[Dataset rows describing interfaces]
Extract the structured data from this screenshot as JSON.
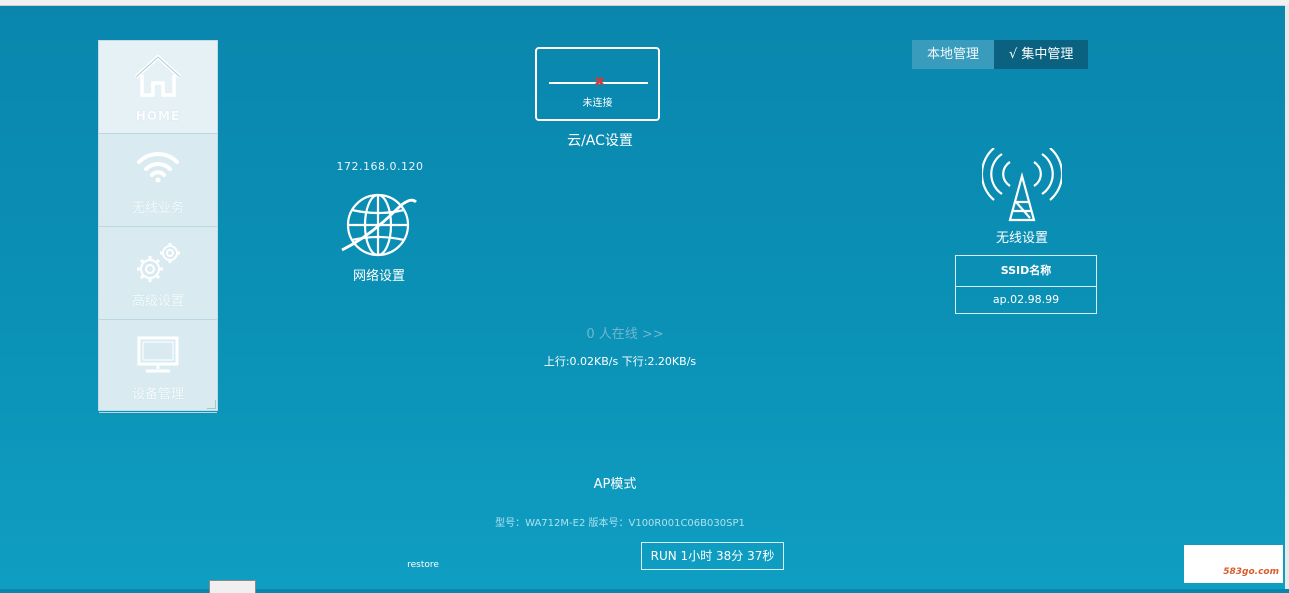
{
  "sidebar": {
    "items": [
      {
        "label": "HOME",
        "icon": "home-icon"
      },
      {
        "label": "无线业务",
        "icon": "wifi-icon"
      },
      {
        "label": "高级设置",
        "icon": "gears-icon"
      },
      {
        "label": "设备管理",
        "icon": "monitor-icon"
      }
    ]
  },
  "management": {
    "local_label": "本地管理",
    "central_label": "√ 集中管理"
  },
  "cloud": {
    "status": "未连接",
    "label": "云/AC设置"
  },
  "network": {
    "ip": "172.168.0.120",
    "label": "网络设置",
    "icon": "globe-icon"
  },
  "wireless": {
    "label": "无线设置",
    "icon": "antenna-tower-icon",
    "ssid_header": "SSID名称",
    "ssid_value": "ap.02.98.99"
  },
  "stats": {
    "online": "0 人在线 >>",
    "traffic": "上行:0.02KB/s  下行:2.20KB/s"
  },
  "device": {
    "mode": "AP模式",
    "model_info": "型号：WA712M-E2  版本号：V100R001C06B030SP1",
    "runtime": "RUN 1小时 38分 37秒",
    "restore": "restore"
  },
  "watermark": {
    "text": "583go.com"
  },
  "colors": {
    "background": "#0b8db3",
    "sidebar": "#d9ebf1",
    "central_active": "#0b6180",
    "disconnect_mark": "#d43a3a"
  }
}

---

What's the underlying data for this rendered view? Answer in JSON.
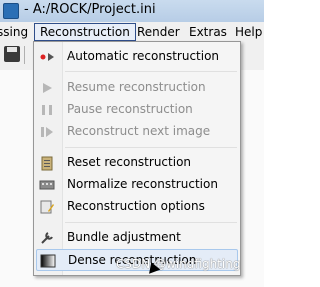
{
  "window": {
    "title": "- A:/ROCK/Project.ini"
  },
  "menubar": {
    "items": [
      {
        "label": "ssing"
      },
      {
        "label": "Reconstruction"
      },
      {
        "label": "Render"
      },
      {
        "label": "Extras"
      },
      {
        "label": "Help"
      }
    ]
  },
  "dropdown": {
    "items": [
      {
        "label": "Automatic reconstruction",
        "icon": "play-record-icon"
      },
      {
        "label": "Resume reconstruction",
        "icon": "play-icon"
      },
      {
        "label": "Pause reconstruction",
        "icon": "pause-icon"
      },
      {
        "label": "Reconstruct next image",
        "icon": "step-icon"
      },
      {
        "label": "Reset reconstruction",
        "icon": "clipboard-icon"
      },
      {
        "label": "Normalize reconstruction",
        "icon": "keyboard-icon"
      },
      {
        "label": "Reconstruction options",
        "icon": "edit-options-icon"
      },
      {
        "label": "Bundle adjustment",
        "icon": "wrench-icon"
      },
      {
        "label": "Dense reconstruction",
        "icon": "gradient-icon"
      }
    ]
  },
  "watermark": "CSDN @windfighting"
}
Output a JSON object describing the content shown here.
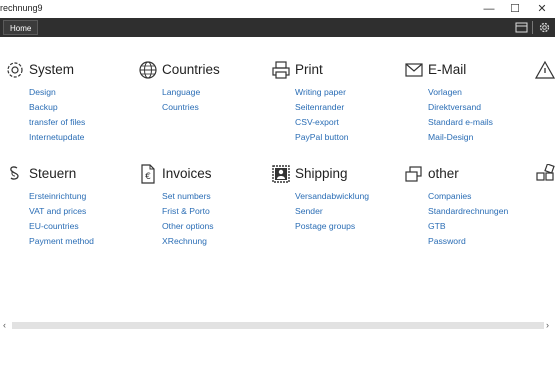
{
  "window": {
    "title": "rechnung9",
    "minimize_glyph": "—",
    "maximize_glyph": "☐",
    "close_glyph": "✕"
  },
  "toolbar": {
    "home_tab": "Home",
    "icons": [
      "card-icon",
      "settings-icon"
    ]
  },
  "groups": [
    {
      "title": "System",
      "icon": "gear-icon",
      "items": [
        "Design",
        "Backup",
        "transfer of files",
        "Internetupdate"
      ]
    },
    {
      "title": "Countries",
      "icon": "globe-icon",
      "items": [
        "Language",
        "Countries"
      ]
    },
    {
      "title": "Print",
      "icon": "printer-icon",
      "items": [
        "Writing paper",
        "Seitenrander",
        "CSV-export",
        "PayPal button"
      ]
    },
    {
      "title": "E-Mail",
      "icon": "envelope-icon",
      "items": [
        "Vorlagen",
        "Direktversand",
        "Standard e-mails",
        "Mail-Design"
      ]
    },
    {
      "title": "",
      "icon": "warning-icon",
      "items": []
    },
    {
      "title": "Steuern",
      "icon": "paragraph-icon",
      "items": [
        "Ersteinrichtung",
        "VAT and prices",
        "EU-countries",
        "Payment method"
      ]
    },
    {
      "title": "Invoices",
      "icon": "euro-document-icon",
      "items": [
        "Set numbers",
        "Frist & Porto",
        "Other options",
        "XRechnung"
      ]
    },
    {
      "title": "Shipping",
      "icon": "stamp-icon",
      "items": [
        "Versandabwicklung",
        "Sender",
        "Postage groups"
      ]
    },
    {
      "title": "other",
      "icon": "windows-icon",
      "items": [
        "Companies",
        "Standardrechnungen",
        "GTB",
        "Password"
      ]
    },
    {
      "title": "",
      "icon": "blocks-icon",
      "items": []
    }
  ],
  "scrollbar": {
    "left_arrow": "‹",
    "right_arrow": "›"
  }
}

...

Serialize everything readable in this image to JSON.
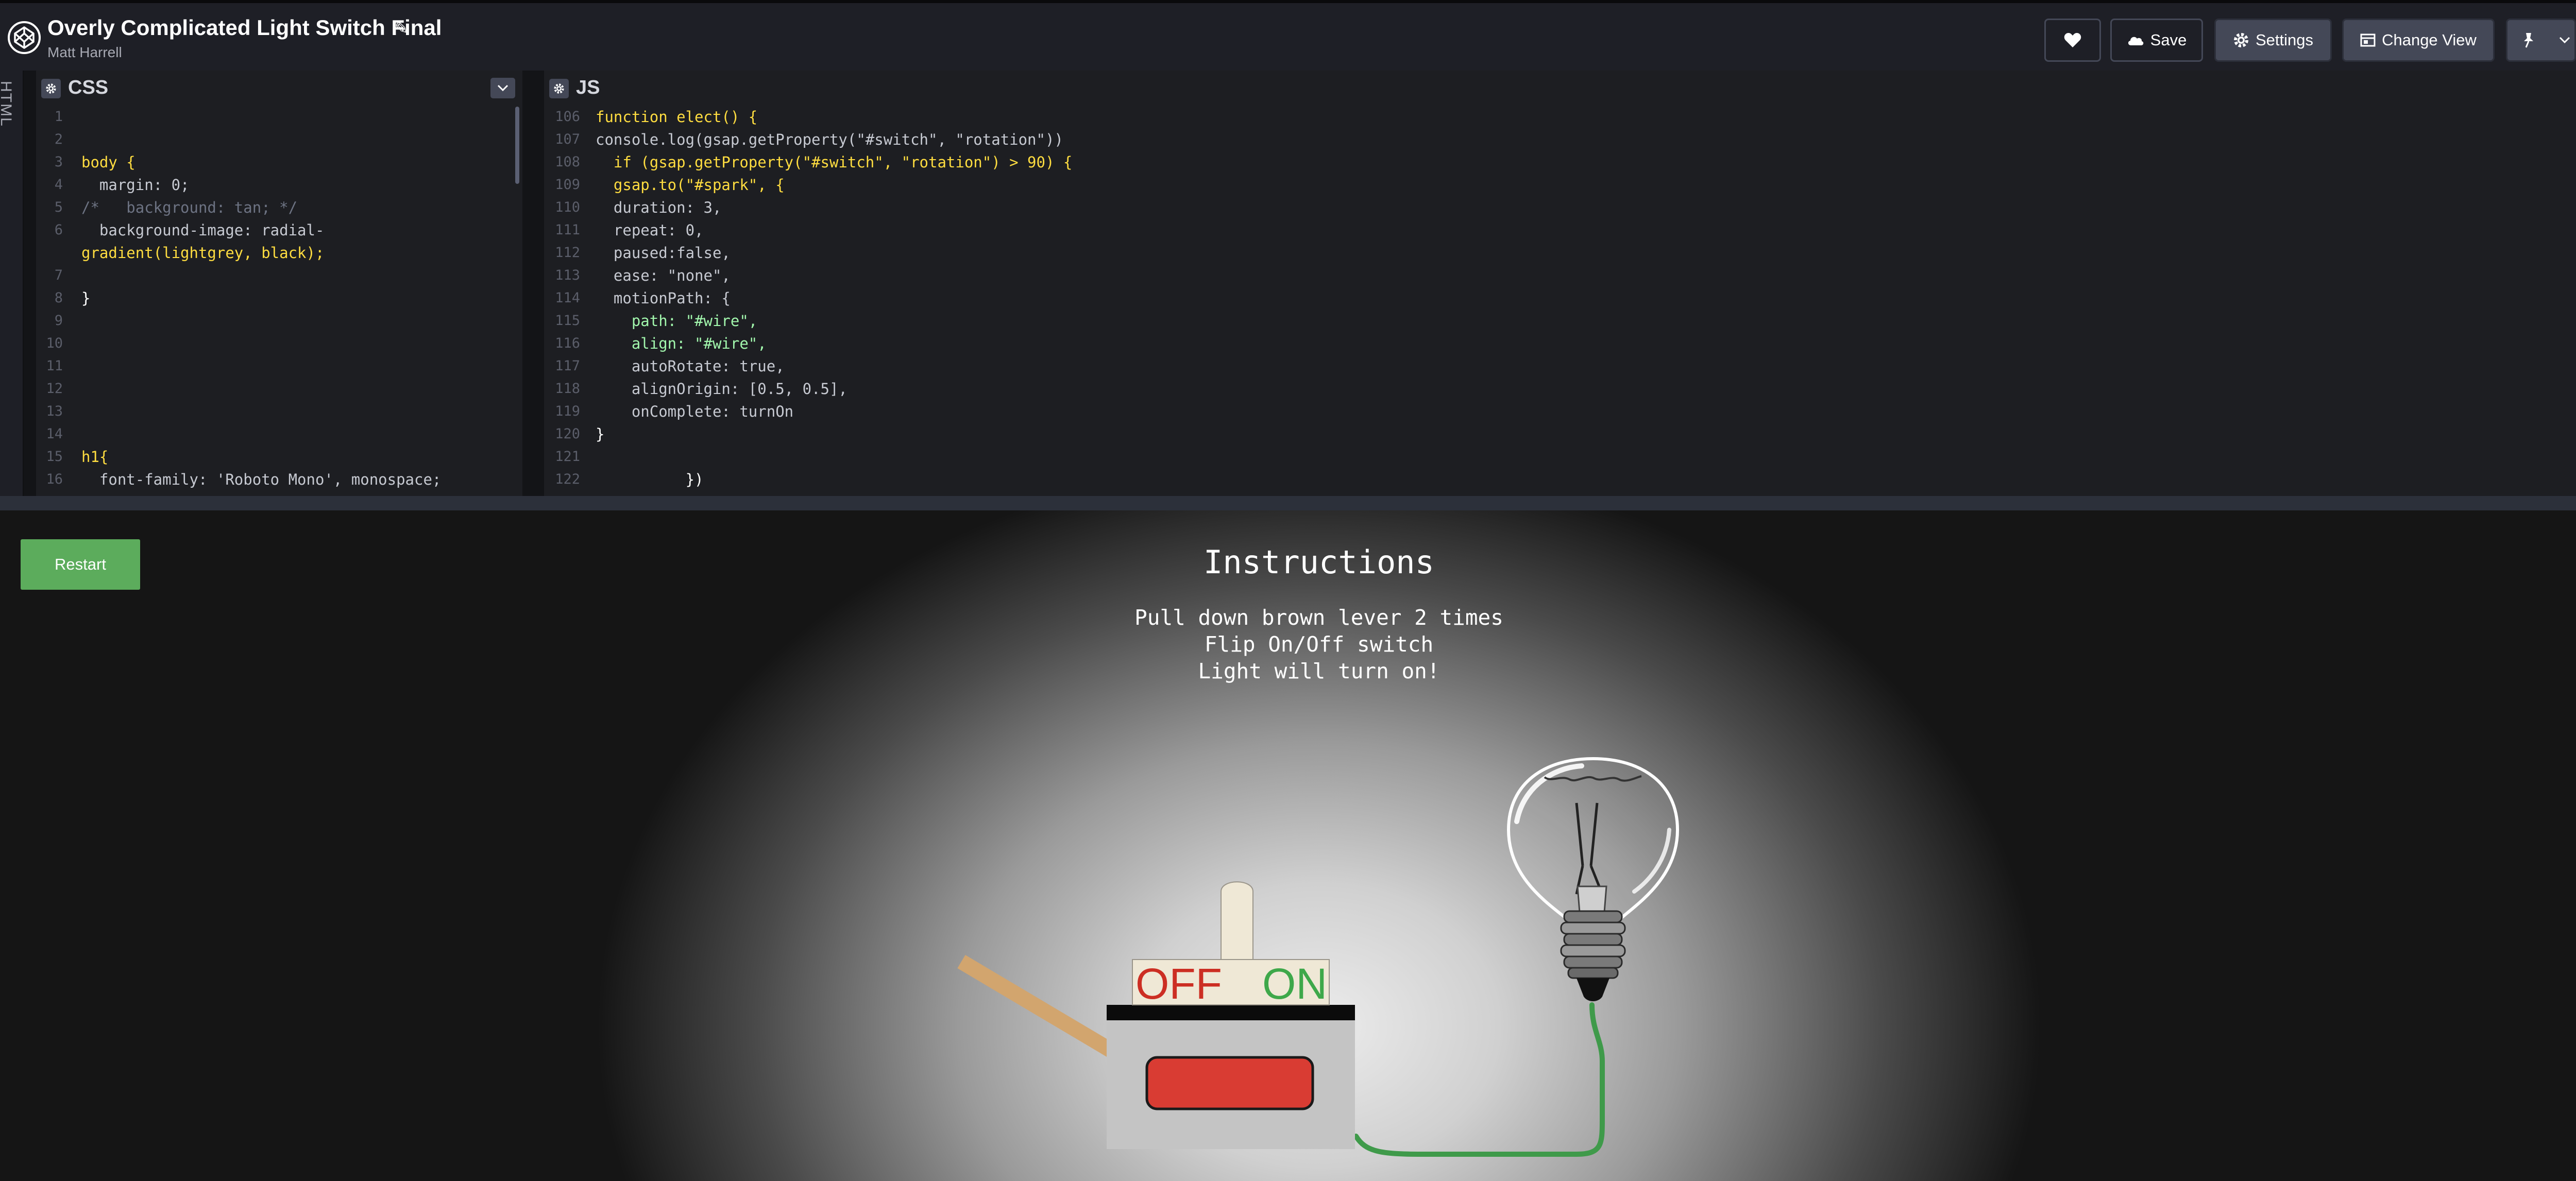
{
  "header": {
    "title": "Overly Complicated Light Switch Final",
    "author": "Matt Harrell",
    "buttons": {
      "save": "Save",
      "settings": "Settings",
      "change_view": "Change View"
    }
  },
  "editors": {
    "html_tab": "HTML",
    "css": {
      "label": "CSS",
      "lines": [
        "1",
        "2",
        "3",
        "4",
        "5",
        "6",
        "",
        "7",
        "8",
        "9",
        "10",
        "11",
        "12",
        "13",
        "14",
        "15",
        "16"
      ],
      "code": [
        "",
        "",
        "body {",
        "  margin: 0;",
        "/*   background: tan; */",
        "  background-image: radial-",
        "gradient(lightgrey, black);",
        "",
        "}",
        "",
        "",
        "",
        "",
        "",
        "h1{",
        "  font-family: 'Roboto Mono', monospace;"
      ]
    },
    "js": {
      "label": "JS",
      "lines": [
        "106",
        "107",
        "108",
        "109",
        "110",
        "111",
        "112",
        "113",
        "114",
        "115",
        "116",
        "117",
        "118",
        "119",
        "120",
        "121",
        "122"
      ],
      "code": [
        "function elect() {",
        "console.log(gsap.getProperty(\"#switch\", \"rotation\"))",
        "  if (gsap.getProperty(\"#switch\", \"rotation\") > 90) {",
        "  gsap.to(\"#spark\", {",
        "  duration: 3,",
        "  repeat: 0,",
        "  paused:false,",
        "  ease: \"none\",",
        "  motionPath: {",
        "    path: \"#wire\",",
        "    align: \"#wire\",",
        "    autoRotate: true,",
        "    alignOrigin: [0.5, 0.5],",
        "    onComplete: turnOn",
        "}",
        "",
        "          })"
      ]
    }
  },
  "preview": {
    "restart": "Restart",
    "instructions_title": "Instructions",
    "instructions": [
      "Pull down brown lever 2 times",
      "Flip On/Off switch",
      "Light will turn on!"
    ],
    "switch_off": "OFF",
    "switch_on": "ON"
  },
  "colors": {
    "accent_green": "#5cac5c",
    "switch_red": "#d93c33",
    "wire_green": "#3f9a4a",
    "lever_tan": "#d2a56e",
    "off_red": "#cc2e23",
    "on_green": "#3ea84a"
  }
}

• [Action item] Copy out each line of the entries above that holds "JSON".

• [Problem solution]
Extract the structured data from this screenshot as JSON.
What's the underlying data for this rendered view? Answer in JSON.
Output a JSON object describing the content shown here.
Serialize everything readable in this image to JSON.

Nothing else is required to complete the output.